EXERCISE INSTRUCTIONS: Could you retype the entries exactly as they are?

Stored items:
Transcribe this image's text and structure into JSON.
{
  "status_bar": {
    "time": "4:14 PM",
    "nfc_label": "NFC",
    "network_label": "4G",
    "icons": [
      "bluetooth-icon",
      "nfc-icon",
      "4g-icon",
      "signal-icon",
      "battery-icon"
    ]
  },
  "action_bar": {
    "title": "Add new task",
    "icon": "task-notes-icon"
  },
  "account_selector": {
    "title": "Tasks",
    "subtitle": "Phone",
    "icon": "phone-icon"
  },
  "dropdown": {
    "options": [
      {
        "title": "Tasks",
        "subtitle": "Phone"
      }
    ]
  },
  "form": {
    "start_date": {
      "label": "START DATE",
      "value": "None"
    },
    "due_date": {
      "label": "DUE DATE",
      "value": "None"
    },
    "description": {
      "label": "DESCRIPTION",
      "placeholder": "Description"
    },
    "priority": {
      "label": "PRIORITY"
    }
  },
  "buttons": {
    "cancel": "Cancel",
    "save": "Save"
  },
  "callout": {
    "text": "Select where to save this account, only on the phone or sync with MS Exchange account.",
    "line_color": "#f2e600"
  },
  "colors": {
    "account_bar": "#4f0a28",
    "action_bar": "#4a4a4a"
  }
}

EXPECTED ANSWER:
Transcribe this image's text and structure into JSON.
{
  "status_bar": {
    "time": "4:14 PM",
    "nfc_label": "NFC",
    "network_label": "4G",
    "icons": [
      "bluetooth-icon",
      "nfc-icon",
      "4g-icon",
      "signal-icon",
      "battery-icon"
    ]
  },
  "action_bar": {
    "title": "Add new task",
    "icon": "task-notes-icon"
  },
  "account_selector": {
    "title": "Tasks",
    "subtitle": "Phone",
    "icon": "phone-icon"
  },
  "dropdown": {
    "options": [
      {
        "title": "Tasks",
        "subtitle": "Phone"
      }
    ]
  },
  "form": {
    "start_date": {
      "label": "START DATE",
      "value": "None"
    },
    "due_date": {
      "label": "DUE DATE",
      "value": "None"
    },
    "description": {
      "label": "DESCRIPTION",
      "placeholder": "Description"
    },
    "priority": {
      "label": "PRIORITY"
    }
  },
  "buttons": {
    "cancel": "Cancel",
    "save": "Save"
  },
  "callout": {
    "text": "Select where to save this account, only on the phone or sync with MS Exchange account.",
    "line_color": "#f2e600"
  },
  "colors": {
    "account_bar": "#4f0a28",
    "action_bar": "#4a4a4a"
  }
}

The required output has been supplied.